In 2006  then Police Officer Cariol Horne stopped the  “legal lynching”  of an African American man at the hands of a fellow White officer. As a reward she herself was legally “lynched” – stripped of her job and her pension . A community activist, she is currently working to get  Cariol’s Law on the books to keep  police officers who interrupt police brutality,  safe from retaliation.

On May 25, 2020, the country was shaken by the killing of George Floyd by now former Minneapolis police   officer Derek Chauvin. 
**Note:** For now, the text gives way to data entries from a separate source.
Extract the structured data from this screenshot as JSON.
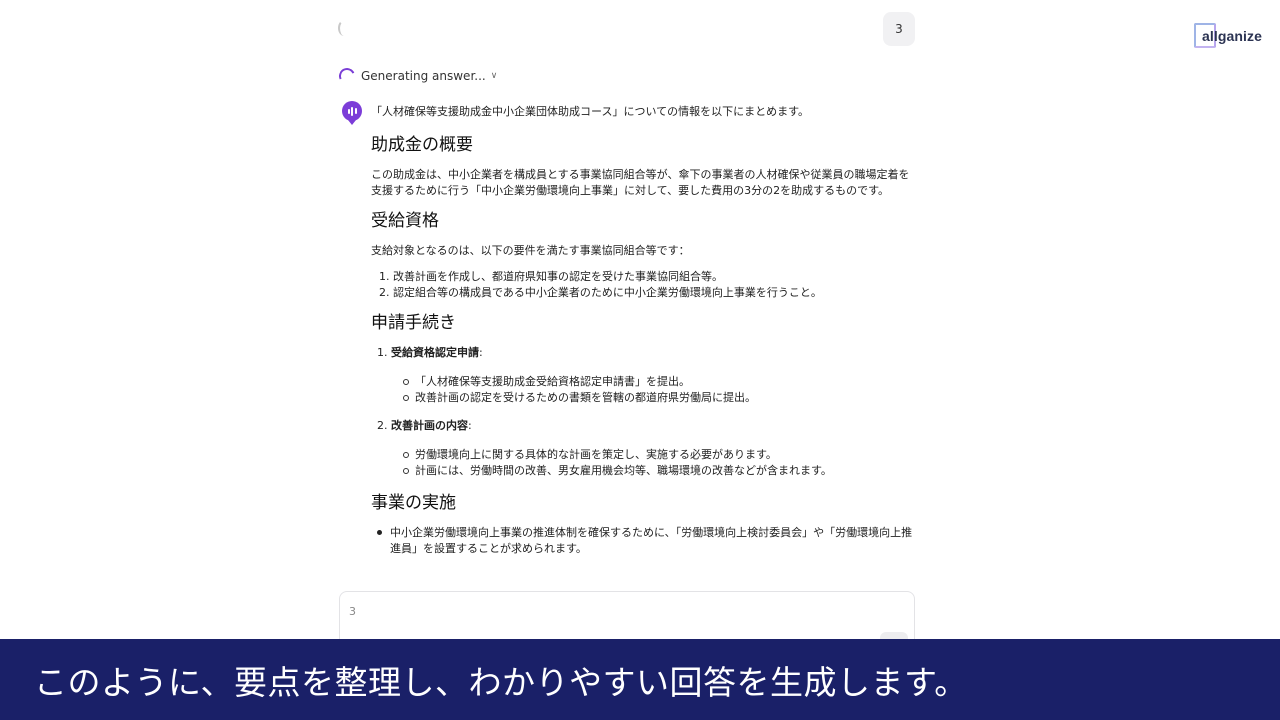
{
  "top_badge": "3",
  "brand": {
    "name": "allganize"
  },
  "status": {
    "text": "Generating answer..."
  },
  "answer": {
    "intro": "「人材確保等支援助成金中小企業団体助成コース」についての情報を以下にまとめます。",
    "sections": {
      "overview": {
        "heading": "助成金の概要",
        "body": "この助成金は、中小企業者を構成員とする事業協同組合等が、傘下の事業者の人材確保や従業員の職場定着を支援するために行う「中小企業労働環境向上事業」に対して、要した費用の3分の2を助成するものです。"
      },
      "eligibility": {
        "heading": "受給資格",
        "body": "支給対象となるのは、以下の要件を満たす事業協同組合等です：",
        "items": [
          "1. 改善計画を作成し、都道府県知事の認定を受けた事業協同組合等。",
          "2. 認定組合等の構成員である中小企業者のために中小企業労働環境向上事業を行うこと。"
        ]
      },
      "procedure": {
        "heading": "申請手続き",
        "steps": [
          {
            "num": "1. ",
            "title": "受給資格認定申請",
            "suffix": ":",
            "items": [
              "「人材確保等支援助成金受給資格認定申請書」を提出。",
              "改善計画の認定を受けるための書類を管轄の都道府県労働局に提出。"
            ]
          },
          {
            "num": "2. ",
            "title": "改善計画の内容",
            "suffix": ":",
            "items": [
              "労働環境向上に関する具体的な計画を策定し、実施する必要があります。",
              "計画には、労働時間の改善、男女雇用機会均等、職場環境の改善などが含まれます。"
            ]
          }
        ]
      },
      "implementation": {
        "heading": "事業の実施",
        "items": [
          "中小企業労働環境向上事業の推進体制を確保するために、「労働環境向上検討委員会」や「労働環境向上推進員」を設置することが求められます。"
        ]
      }
    }
  },
  "composer": {
    "value": "3"
  },
  "subtitle": "このように、要点を整理し、わかりやすい回答を生成します。",
  "colors": {
    "accent": "#7c3dd8",
    "subtitle_bg": "#1a2068"
  }
}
Although the sight of Mr. Floyd’s last minutes was traumatizing, there was also a significant observation that can’t be missed. Officer Chauvin was accompanied by three fellow officers. Officers when present, are responsible for the safety and well being of all citizens, including those in police custody. However, when a police officer sees another police officer acting outside their training, they should feel empowered to intervene without the fear of retaliation.

Former Buffalo Police Officer Cariol Horne who In 2006 Interfered with an Arrest that Saved a Mans Life

 In 2006 Cariol H. Horne was that police officer when she stopped  officer Gregory Kwiatkowski from choking a handcuffed African-American man, Neal Mack, whom he had placed in a deadly choke-hold during an arrest on Walden Avenue. Mack, she recalls, who had been sprayed with mace and in handcuffs, was struggling to breathe. Her actions very possibly  saved his life. During the encounter, Ms. Horne was physically assaulted by her fellow officer; an assult which   had a physical and psychological impact. Her reward?

Cariol, who  served Buffalo, New York, as a police officer for  nearly two decades,  faced retaliation and termination. 

Ironically and sadly, the Mayor of the city at that time was Black; the chief of police was Black; and the Deputy   police officer who fired her, was Black (Byron Brown is still the mayor and Byron Lockwood, who was the deputy, is now the chief of police. McCarthy Gibson at the time was the police chief).

Ms. Horne speaks of how PTSD has interrupted her life since this incident and how speaking out has impacted her livelihood. Although the officer that physically assaulted  her served  jail time due to another physical altercation, he  wasstill able to receive his pension when released, while she was not. And Cariol,  her children, and now her grandchildlren, she says,  are still targeted by the local police.


Cariol  Horne is truly a survivor and a visionary. She has been  working to get  a legislation called  “Cariol’s Law”   passed as a state, and eventually a federal, law.

Cariol’s Law would basically  protect officers who stand up for police  brutality. It is a mandatory stature to require police (on or off duty) to intervene and stop  imminent abuse being performed by fellow police officers that may result in significant injury or death to a citizen  and be protected from retaliation, abuse, or reassignment.

 Writes Cariol:     “This law will empower police officers to do the right thing, all the time…”     

-Satff Writer